Weakside linebacker: The 49ers signed veteran Malcolm Smith on the first day of free agency, providing him with $11.5 million of fully guaranteed money. The 49ers ranked Alabama linebacker Reuben Foster as the No. 3 overall prospect in the draft. They traded up to select him at No. 31 overall. Assuming Foster is ready to compete at the beginning of training camp after undergoing offseason shoulder surgery, it appears likely he would line up in that position and compete with Smith. The 49ers’ medical staff does not believe Foster will require any additional surgery, and Foster said he expects to be cleared for the opening of camp.

Barkley continues work with personal coach of Brady, Ryan

Barkley continues work with personal coach of Brady, Ryan

Atlanta Falcons quarterback Matt Ryan spent last offseason working with Tom House and Adam Dedeaux on his throwing mechanics.

Ryan went on to set career-bests in completion percentage (69.9), yards passing (4,944), touchdowns (38), interceptions (7) and passer rating (117.1).

New 49ers quarterback Matt Barkley worked with House and Dedeaux for the fourth offseason in Southern California before reporting to Santa Clara for the team’s offseason program.

“Kyle (Shanhan) is on board with what House and those guys are doing – I think, really, because of the year Matt Ryan had,” Barkley said on “The 49ers Insider Podcast” on NBC Sports Bay Area.

“He’s a believer in that. He saw the benefits of what Matt did with some of his drops and the timing on routes, how he changed his feet on some things. So we’re kind of sticking with that plan. Everyone is a little different, but for the most part we’re all on the same page when it comes to what our drops are looking like, our footwork and how the ball is coming out.”

House is a former major league pitcher and pitching coach who founded the 3DQB training facility in Los Angeles. Dedeaux pitched at USC and is the grandson of USC baseball coaching legend Rod Dedeaux. Former NFL quarterback John Beck is a motion mechanics instructor.

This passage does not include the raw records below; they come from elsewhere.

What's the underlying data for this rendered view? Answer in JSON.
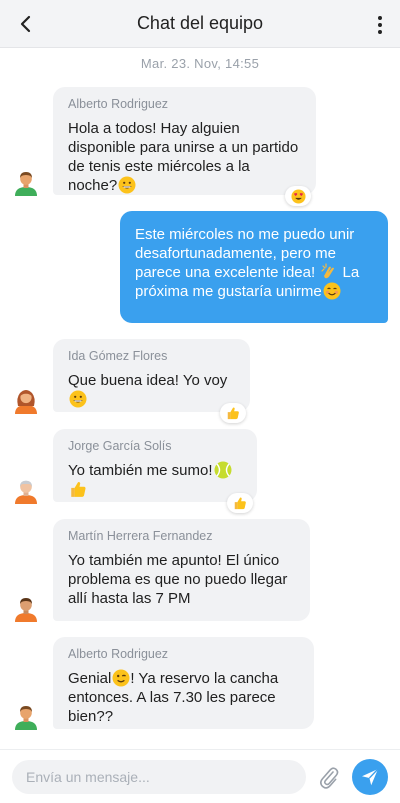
{
  "header": {
    "title": "Chat del equipo"
  },
  "date_label": "Mar. 23. Nov, 14:55",
  "messages": [
    {
      "sender": "Alberto Rodriguez",
      "text": "Hola a todos! Hay alguien disponible para unirse a un partido de tenis este miércoles a la noche?",
      "emoji": "grinning-face",
      "reaction": "heart-eyes",
      "avatar": "avatar-man-green"
    },
    {
      "text": "Este miércoles no me puedo unir desafortunadamente, pero me parece una excelente idea! ",
      "emoji": "clapping-hands",
      "text_after": " La próxima me gustaría unirme",
      "emoji2": "smiling-face"
    },
    {
      "sender": "Ida Gómez Flores",
      "text": "Que buena idea! Yo voy",
      "emoji": "grinning-face",
      "reaction": "thumbs-up",
      "avatar": "avatar-woman-orange"
    },
    {
      "sender": "Jorge García Solís",
      "text": "Yo también me sumo!",
      "emoji": "tennis-ball",
      "emoji2": "thumbs-up",
      "reaction": "thumbs-up",
      "avatar": "avatar-man-grey"
    },
    {
      "sender": "Martín Herrera Fernandez",
      "text": "Yo también me apunto! El único problema es que no puedo llegar allí hasta las 7 PM",
      "avatar": "avatar-man-orange"
    },
    {
      "sender": "Alberto Rodriguez",
      "text": "Genial",
      "emoji": "winking-face",
      "text_after": "! Ya reservo la cancha entonces. A las 7.30 les parece bien??",
      "avatar": "avatar-man-green"
    }
  ],
  "composer": {
    "placeholder": "Envía un mensaje..."
  },
  "colors": {
    "accent": "#3aa0ee",
    "bubble_in": "#f1f2f4",
    "header_bg": "#f3f4f6"
  }
}
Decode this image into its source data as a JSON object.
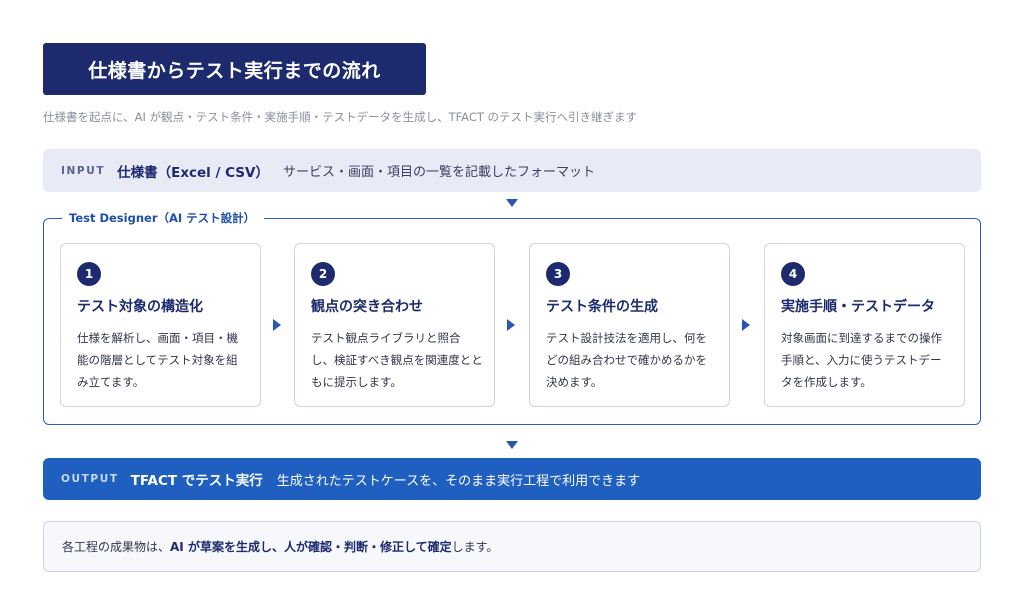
{
  "title": "仕様書からテスト実行までの流れ",
  "subtitle": "仕様書を起点に、AI が観点・テスト条件・実施手順・テストデータを生成し、TFACT のテスト実行へ引き継ぎます",
  "input": {
    "tag": "INPUT",
    "heading": "仕様書（Excel / CSV）",
    "description": "サービス・画面・項目の一覧を記載したフォーマット"
  },
  "designer_label": "Test Designer（AI テスト設計）",
  "steps": [
    {
      "number": "1",
      "title": "テスト対象の構造化",
      "description": "仕様を解析し、画面・項目・機能の階層としてテスト対象を組み立てます。"
    },
    {
      "number": "2",
      "title": "観点の突き合わせ",
      "description": "テスト観点ライブラリと照合し、検証すべき観点を関連度とともに提示します。"
    },
    {
      "number": "3",
      "title": "テスト条件の生成",
      "description": "テスト設計技法を適用し、何をどの組み合わせで確かめるかを決めます。"
    },
    {
      "number": "4",
      "title": "実施手順・テストデータ",
      "description": "対象画面に到達するまでの操作手順と、入力に使うテストデータを作成します。"
    }
  ],
  "output": {
    "tag": "OUTPUT",
    "heading": "TFACT でテスト実行",
    "description": "生成されたテストケースを、そのまま実行工程で利用できます"
  },
  "note": {
    "prefix": "各工程の成果物は、",
    "strong": "AI が草案を生成し、人が確認・判断・修正して確定",
    "suffix": "します。"
  },
  "colors": {
    "navy": "#1d2a6e",
    "accent_blue": "#1e5fbf",
    "input_bg": "#e8eaf5"
  }
}
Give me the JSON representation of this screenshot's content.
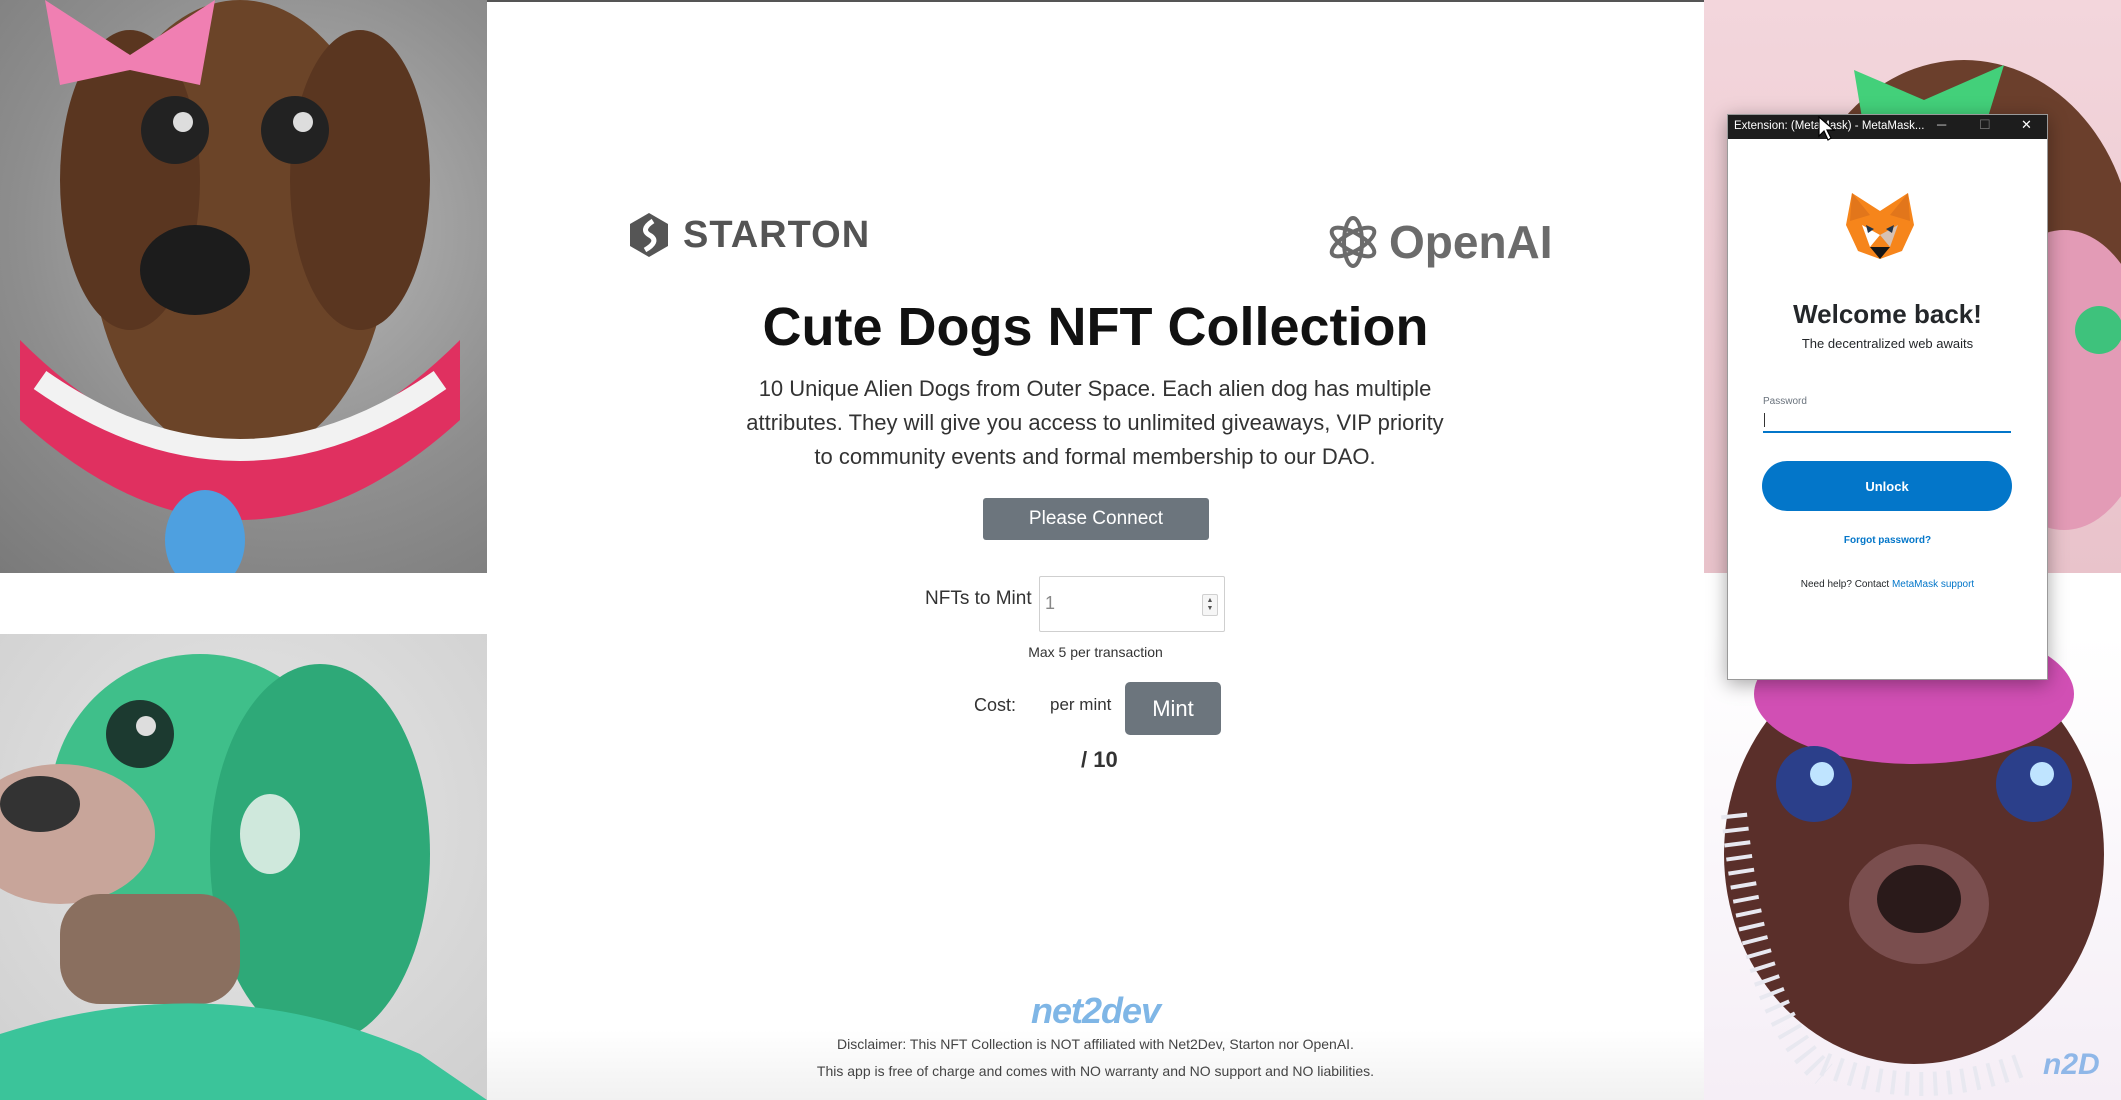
{
  "brand_logos": {
    "starton": "STARTON",
    "openai": "OpenAI"
  },
  "main": {
    "title": "Cute Dogs NFT Collection",
    "description": "10 Unique Alien Dogs from Outer Space. Each alien dog has multiple attributes. They will give you access to unlimited giveaways, VIP priority to community events and formal membership to our DAO.",
    "connect_label": "Please Connect",
    "mint_qty_label": "NFTs to Mint",
    "mint_qty_value": "1",
    "mint_note": "Max 5 per transaction",
    "cost_label": "Cost:",
    "per_mint_label": "per mint",
    "mint_label": "Mint",
    "supply_text": "/ 10"
  },
  "footer": {
    "logo": "net2dev",
    "disclaimer": "Disclaimer: This NFT Collection is NOT affiliated with Net2Dev, Starton nor OpenAI.",
    "notice": "This app is free of charge and comes with NO warranty and NO support and NO liabilities.",
    "watermark": "n2D"
  },
  "metamask": {
    "window_title": "Extension: (MetaMask) - MetaMask...",
    "welcome": "Welcome back!",
    "subtitle": "The decentralized web awaits",
    "password_label": "Password",
    "unlock_label": "Unlock",
    "forgot_label": "Forgot password?",
    "help_prefix": "Need help? Contact",
    "help_link": "MetaMask support"
  },
  "colors": {
    "button_gray": "#6c757d",
    "metamask_blue": "#0376c9",
    "net2dev_blue": "#7fb6e6"
  }
}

Tom Brady, Drew Brees, Alex Smith and Carson Palmer are among the NFL quarterbacks who have worked with 3DQB.

“I believe in those guys and what they’re doing,” Barkley said. “They’re at the top of their game, working with Brady and a bunch of other guys. They’ve helped me.

“He won’t change your throwing motion or really tweak how the ball comes out, but he’s going to try to maximize velocity and ground force production and torque -- a lot of sports science terms. But, really, just maximizing efficiency with your motion and making sure you’re sequencing is right.”

Barkley had never played for Shanahan before signing a two-year contract with the 49ers on the first day of free agency. But there are two obvious connections. Barkley’s offensive coordinator last season with the Chicago Bears was Dowell Loggains, Shanahan’s quarterbacks coach in 2014 when Shanahan was the Cleveland Browns’ offensive coordinator. The other connection is House.

"It’s kind of funny, he worked with Atlanta’s staff all of last year, helped Matt Ryan, kind of build his base from the ground up and helped him a lot and he had an MVP year," Barkley said of House.

"There may have been talks down the pipeline, who knows. I don’t think that was the deciding factor by any means, but it never hurts.”